(The task):
Gather, from the data below, each line in which the word "true" occurs.

(Records shown):
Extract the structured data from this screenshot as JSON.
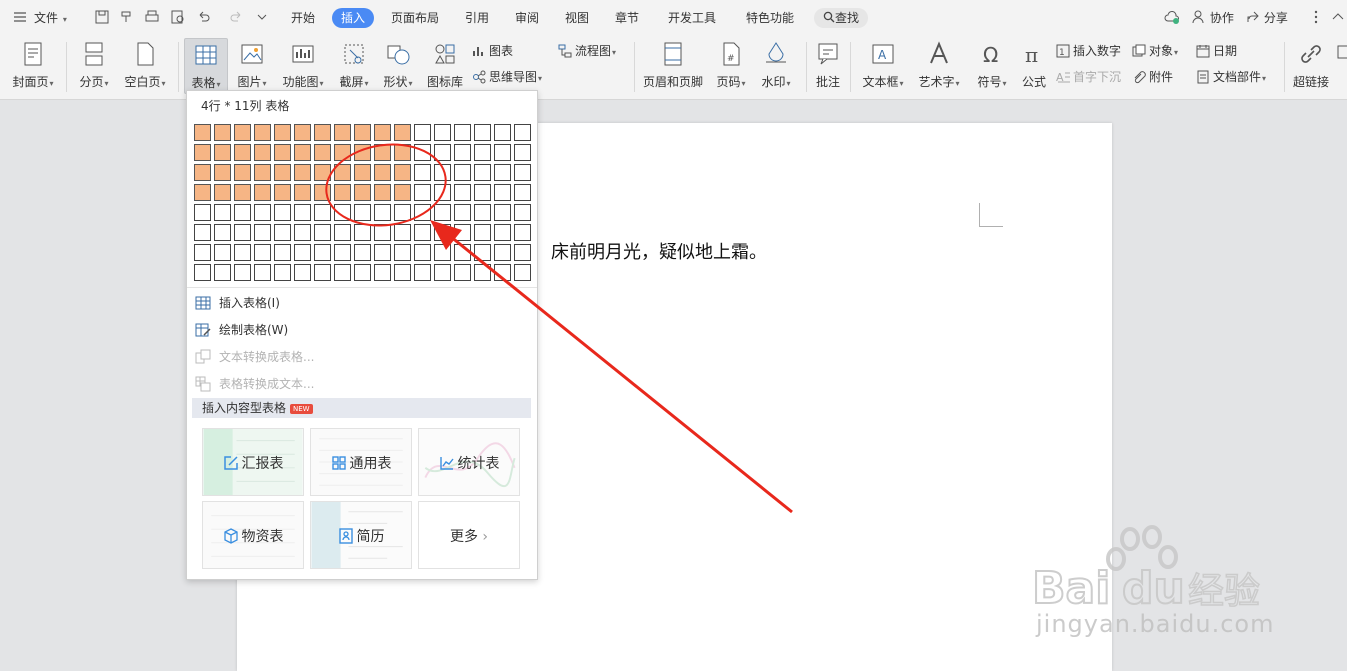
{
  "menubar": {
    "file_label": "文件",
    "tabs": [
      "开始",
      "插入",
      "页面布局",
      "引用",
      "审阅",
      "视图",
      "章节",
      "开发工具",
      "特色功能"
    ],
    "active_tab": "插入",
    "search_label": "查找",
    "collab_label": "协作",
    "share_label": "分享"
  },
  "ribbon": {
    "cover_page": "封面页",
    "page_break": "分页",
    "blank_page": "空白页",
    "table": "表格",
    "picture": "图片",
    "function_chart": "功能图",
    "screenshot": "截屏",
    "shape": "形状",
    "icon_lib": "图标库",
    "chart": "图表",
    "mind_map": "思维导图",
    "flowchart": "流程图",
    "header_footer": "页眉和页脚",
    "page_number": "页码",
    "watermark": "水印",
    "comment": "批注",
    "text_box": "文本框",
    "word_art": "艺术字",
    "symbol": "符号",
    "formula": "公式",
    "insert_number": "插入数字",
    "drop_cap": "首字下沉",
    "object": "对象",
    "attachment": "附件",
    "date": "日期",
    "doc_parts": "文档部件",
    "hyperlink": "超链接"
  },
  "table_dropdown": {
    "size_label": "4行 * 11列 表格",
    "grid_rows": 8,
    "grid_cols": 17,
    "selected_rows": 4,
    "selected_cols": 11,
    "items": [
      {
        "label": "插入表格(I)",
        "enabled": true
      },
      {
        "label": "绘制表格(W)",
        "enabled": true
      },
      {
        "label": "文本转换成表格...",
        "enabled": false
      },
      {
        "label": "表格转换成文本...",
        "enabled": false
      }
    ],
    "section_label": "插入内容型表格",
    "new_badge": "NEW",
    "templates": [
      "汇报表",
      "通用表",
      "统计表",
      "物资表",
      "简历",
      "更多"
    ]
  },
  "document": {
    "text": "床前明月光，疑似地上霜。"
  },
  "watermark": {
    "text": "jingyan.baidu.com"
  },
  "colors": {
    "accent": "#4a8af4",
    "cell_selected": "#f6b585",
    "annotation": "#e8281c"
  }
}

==

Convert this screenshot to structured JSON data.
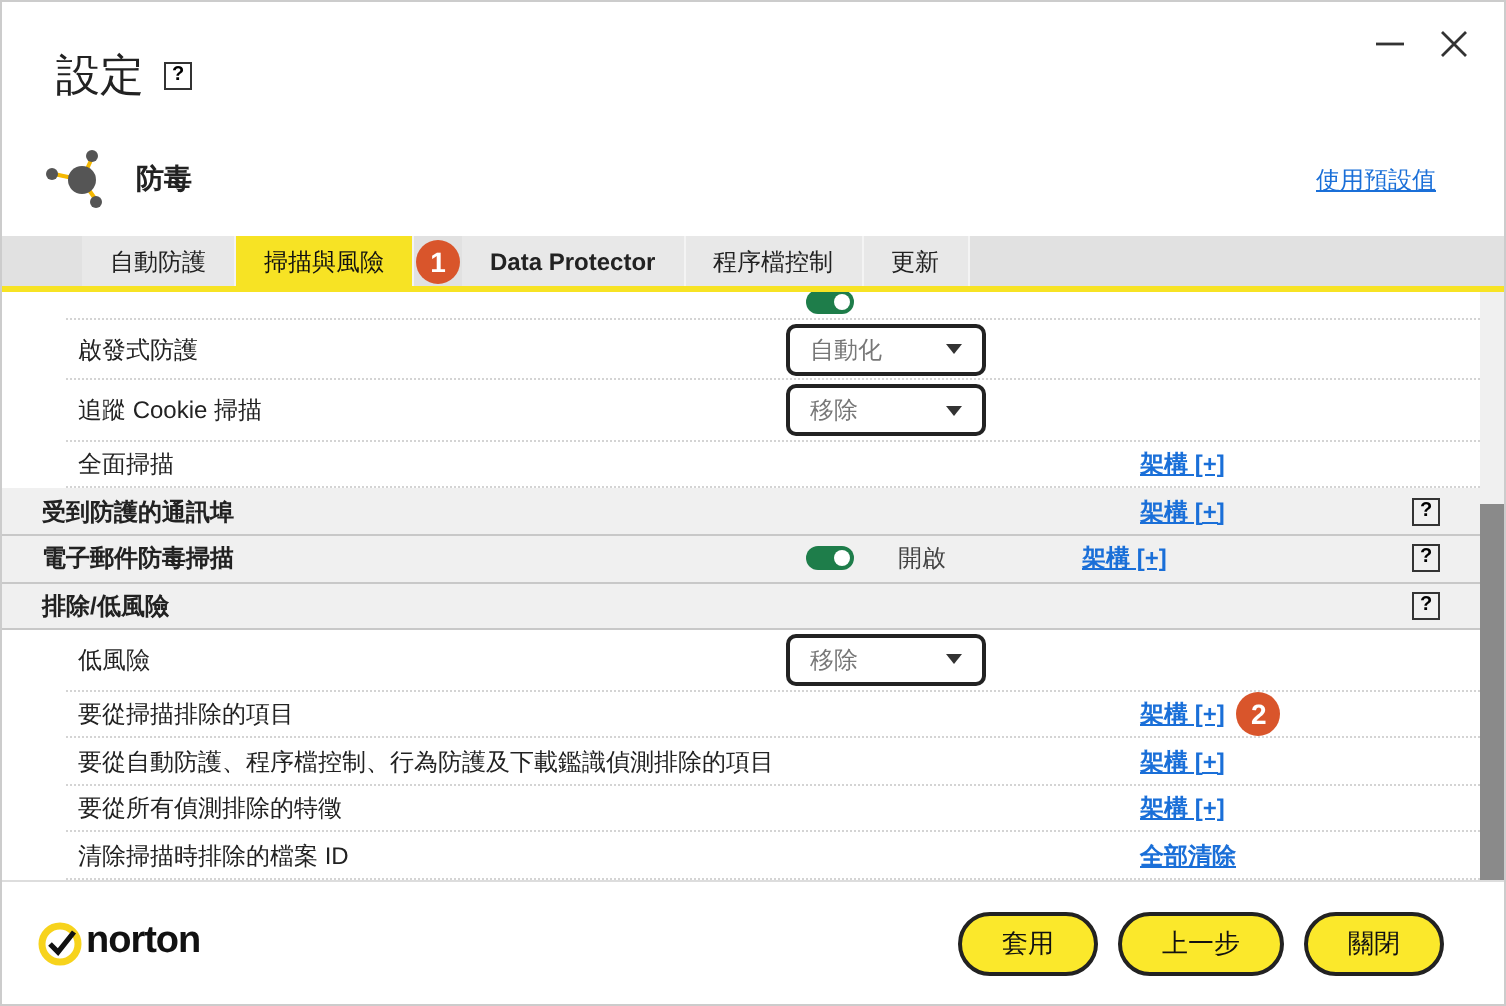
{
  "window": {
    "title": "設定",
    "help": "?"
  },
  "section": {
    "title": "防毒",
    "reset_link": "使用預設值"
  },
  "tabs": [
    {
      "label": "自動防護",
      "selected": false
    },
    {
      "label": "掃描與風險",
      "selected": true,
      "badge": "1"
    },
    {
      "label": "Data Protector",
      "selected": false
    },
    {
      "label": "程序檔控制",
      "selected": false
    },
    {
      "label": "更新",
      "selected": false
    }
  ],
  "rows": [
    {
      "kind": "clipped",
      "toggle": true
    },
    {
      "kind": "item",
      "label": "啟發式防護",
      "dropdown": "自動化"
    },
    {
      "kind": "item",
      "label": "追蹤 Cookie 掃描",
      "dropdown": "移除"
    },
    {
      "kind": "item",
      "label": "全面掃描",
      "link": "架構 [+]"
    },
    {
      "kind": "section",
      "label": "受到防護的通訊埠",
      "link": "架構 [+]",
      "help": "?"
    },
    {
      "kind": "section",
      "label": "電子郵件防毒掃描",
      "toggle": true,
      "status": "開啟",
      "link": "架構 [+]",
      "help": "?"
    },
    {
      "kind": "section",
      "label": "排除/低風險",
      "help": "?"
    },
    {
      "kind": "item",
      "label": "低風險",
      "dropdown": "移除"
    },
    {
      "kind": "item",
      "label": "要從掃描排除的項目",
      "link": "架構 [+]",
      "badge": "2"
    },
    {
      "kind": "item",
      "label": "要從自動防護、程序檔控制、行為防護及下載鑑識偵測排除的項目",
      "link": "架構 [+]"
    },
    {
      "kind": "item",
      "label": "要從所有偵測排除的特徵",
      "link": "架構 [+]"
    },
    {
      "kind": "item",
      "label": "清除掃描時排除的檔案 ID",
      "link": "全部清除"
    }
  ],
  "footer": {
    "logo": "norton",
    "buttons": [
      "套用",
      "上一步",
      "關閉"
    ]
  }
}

(Exercise output):
        "enabled": true
        "enabled": true
      "selected": true,
      "toggle": true
      "toggle": true,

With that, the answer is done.